Source data: Begin
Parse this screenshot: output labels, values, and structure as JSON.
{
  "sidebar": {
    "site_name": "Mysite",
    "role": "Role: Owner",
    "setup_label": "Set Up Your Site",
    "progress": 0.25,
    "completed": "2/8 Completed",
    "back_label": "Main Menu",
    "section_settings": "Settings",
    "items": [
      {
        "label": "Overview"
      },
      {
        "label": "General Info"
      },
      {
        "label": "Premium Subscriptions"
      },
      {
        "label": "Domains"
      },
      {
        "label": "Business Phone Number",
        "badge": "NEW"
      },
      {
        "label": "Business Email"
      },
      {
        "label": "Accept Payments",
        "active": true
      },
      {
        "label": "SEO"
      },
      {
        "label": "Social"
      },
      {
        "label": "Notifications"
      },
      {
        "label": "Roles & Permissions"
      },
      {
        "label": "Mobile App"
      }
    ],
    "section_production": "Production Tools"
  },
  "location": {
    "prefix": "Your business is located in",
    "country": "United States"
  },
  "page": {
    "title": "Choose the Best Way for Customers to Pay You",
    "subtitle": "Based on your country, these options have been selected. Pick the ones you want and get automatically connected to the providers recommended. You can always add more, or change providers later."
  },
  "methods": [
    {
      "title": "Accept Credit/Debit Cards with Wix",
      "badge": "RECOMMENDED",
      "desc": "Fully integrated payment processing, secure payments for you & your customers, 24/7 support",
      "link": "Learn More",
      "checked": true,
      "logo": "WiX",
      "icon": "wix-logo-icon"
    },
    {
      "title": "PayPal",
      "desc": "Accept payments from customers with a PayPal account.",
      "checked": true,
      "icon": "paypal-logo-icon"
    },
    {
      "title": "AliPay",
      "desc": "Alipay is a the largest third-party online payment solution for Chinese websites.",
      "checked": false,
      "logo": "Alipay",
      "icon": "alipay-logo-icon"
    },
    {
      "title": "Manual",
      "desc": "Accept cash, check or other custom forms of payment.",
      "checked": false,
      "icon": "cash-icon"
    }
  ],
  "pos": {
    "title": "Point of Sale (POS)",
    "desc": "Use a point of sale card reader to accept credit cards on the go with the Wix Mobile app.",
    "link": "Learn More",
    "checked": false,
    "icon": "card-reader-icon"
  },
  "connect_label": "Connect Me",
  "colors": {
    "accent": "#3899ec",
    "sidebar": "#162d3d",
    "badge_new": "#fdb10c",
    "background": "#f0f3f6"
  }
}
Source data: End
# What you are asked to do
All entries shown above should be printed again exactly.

# Output for this exercise
Parse this screenshot: output labels, values, and structure as JSON.
{
  "sidebar": {
    "site_name": "Mysite",
    "role": "Role: Owner",
    "setup_label": "Set Up Your Site",
    "progress": 0.25,
    "completed": "2/8 Completed",
    "back_label": "Main Menu",
    "section_settings": "Settings",
    "items": [
      {
        "label": "Overview"
      },
      {
        "label": "General Info"
      },
      {
        "label": "Premium Subscriptions"
      },
      {
        "label": "Domains"
      },
      {
        "label": "Business Phone Number",
        "badge": "NEW"
      },
      {
        "label": "Business Email"
      },
      {
        "label": "Accept Payments",
        "active": true
      },
      {
        "label": "SEO"
      },
      {
        "label": "Social"
      },
      {
        "label": "Notifications"
      },
      {
        "label": "Roles & Permissions"
      },
      {
        "label": "Mobile App"
      }
    ],
    "section_production": "Production Tools"
  },
  "location": {
    "prefix": "Your business is located in",
    "country": "United States"
  },
  "page": {
    "title": "Choose the Best Way for Customers to Pay You",
    "subtitle": "Based on your country, these options have been selected. Pick the ones you want and get automatically connected to the providers recommended. You can always add more, or change providers later."
  },
  "methods": [
    {
      "title": "Accept Credit/Debit Cards with Wix",
      "badge": "RECOMMENDED",
      "desc": "Fully integrated payment processing, secure payments for you & your customers, 24/7 support",
      "link": "Learn More",
      "checked": true,
      "logo": "WiX",
      "icon": "wix-logo-icon"
    },
    {
      "title": "PayPal",
      "desc": "Accept payments from customers with a PayPal account.",
      "checked": true,
      "icon": "paypal-logo-icon"
    },
    {
      "title": "AliPay",
      "desc": "Alipay is a the largest third-party online payment solution for Chinese websites.",
      "checked": false,
      "logo": "Alipay",
      "icon": "alipay-logo-icon"
    },
    {
      "title": "Manual",
      "desc": "Accept cash, check or other custom forms of payment.",
      "checked": false,
      "icon": "cash-icon"
    }
  ],
  "pos": {
    "title": "Point of Sale (POS)",
    "desc": "Use a point of sale card reader to accept credit cards on the go with the Wix Mobile app.",
    "link": "Learn More",
    "checked": false,
    "icon": "card-reader-icon"
  },
  "connect_label": "Connect Me",
  "colors": {
    "accent": "#3899ec",
    "sidebar": "#162d3d",
    "badge_new": "#fdb10c",
    "background": "#f0f3f6"
  }
}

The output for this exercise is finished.